**Task:**
Whenever the string "with" turns up in a line below, that line should be copied.

━━ Data records

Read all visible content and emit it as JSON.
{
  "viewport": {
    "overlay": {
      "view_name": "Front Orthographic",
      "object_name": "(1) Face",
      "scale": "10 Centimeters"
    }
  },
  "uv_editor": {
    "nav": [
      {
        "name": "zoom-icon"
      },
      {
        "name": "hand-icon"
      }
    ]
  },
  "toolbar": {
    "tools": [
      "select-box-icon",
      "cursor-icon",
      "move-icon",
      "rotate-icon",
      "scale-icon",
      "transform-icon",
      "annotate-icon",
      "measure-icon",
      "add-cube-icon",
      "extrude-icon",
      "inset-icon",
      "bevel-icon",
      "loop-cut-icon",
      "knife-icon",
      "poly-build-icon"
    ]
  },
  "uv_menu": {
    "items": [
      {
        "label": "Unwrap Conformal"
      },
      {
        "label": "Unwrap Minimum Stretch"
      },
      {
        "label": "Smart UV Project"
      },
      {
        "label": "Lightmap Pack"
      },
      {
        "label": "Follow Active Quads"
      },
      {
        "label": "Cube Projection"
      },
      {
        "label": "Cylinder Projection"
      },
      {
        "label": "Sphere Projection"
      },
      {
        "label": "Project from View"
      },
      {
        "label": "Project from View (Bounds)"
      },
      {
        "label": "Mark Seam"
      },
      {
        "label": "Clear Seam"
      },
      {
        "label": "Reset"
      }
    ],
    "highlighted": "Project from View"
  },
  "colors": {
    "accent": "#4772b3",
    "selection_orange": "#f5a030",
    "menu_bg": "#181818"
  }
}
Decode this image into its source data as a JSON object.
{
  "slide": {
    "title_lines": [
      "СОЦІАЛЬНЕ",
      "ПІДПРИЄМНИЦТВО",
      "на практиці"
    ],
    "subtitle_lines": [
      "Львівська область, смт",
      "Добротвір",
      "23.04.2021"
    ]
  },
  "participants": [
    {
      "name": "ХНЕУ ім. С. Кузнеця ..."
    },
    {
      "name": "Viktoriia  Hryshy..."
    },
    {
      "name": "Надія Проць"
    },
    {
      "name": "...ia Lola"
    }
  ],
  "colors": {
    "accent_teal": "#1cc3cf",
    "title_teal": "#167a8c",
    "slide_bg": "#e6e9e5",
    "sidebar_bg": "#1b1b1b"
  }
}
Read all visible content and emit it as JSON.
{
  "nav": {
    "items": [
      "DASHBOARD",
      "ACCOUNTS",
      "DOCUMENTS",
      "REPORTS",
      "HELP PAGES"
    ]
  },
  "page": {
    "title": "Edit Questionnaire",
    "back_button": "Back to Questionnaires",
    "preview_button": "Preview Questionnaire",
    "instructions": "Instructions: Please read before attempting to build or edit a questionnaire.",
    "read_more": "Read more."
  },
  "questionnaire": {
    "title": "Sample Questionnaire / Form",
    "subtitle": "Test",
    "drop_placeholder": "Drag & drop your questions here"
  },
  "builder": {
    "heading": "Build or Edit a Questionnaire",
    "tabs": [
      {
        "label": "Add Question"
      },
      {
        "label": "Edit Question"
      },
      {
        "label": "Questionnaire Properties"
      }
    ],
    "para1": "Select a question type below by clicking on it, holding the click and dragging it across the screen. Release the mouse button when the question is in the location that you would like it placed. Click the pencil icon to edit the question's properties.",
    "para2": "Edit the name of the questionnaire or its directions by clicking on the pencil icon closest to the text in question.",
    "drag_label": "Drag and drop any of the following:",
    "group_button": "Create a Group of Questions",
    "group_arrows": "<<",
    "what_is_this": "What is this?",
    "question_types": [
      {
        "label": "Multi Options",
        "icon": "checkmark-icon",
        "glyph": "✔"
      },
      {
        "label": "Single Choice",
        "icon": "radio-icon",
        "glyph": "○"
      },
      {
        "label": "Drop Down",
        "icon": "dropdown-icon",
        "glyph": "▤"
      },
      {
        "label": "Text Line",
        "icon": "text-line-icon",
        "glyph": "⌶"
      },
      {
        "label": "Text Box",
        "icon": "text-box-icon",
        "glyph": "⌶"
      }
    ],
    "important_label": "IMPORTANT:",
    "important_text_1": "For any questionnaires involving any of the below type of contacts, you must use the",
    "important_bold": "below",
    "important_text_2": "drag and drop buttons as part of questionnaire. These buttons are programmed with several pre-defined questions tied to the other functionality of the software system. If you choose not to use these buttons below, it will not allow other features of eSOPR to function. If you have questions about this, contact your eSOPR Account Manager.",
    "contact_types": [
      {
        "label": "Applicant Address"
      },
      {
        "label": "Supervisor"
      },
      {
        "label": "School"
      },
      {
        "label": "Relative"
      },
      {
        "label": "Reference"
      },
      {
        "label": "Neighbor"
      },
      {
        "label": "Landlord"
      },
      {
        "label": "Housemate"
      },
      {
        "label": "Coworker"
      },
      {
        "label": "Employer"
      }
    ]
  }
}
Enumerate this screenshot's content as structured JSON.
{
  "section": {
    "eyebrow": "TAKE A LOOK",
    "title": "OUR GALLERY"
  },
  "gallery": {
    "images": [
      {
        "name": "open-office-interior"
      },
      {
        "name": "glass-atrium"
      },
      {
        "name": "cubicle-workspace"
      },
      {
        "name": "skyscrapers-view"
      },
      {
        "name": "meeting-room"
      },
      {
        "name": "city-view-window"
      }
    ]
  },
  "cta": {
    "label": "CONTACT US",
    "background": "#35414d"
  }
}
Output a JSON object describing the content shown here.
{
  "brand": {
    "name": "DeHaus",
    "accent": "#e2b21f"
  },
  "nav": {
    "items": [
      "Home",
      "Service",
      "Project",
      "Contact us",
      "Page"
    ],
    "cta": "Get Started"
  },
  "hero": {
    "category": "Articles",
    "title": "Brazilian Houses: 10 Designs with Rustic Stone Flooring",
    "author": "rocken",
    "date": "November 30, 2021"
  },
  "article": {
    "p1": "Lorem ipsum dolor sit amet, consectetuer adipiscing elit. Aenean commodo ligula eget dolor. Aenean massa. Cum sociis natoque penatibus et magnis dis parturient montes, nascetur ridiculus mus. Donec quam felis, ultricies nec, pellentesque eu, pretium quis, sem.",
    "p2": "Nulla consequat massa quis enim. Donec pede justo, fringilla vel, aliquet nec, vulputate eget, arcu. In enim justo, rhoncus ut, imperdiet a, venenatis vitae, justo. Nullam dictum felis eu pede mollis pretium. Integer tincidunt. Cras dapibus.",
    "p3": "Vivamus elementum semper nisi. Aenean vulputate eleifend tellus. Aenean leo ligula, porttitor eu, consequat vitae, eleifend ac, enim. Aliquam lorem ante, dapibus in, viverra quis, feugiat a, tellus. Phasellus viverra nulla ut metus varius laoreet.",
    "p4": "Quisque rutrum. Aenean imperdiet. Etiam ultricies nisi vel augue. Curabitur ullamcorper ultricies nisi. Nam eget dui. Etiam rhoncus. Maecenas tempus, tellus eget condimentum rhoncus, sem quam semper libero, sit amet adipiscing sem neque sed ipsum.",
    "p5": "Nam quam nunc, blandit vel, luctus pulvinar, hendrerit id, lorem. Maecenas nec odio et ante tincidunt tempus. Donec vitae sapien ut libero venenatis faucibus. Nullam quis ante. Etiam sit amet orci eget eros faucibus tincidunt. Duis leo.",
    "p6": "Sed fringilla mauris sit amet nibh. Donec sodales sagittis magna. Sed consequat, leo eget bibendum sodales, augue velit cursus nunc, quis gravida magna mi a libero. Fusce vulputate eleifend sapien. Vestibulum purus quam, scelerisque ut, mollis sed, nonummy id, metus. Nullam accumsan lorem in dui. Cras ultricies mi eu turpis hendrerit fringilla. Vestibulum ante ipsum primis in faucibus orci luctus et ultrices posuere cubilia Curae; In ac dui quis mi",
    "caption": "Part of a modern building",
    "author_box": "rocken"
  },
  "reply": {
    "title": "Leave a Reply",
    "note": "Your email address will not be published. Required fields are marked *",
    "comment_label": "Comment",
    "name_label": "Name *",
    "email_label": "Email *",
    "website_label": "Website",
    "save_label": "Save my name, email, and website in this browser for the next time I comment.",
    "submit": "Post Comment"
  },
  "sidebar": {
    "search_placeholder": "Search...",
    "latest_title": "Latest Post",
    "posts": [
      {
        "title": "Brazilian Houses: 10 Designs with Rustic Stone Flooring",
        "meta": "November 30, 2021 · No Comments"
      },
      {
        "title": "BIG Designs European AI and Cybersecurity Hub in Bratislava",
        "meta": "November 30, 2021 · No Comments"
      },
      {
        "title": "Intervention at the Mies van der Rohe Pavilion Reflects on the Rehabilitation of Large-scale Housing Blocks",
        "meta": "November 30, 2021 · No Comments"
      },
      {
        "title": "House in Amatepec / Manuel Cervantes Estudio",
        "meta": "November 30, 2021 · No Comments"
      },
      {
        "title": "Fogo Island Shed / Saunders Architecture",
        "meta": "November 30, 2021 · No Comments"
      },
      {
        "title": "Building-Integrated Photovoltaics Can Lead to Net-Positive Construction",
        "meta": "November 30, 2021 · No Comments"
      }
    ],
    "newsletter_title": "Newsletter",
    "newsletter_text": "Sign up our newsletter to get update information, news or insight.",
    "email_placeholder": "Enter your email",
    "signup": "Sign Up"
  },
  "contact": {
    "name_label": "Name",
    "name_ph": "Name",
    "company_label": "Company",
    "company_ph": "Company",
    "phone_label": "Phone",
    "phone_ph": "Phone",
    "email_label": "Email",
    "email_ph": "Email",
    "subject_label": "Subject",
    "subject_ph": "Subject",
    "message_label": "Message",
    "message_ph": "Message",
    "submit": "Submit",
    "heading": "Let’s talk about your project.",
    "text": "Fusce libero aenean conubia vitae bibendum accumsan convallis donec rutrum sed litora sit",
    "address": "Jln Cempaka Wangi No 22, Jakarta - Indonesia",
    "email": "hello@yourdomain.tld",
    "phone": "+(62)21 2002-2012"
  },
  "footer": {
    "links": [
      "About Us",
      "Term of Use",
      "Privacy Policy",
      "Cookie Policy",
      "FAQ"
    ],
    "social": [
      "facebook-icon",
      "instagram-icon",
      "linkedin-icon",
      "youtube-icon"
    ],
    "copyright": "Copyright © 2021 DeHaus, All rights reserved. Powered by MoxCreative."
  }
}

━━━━

**Exercise solution:**
    "important_text_2": "drag and drop buttons as part of questionnaire. These buttons are programmed with several pre-defined questions tied to the other functionality of the software system. If you choose not to use these buttons below, it will not allow other features of eSOPR to function. If you have questions about this, contact your eSOPR Account Manager.",
    "title": "Brazilian Houses: 10 Designs with Rustic Stone Flooring",
        "title": "Brazilian Houses: 10 Designs with Rustic Stone Flooring",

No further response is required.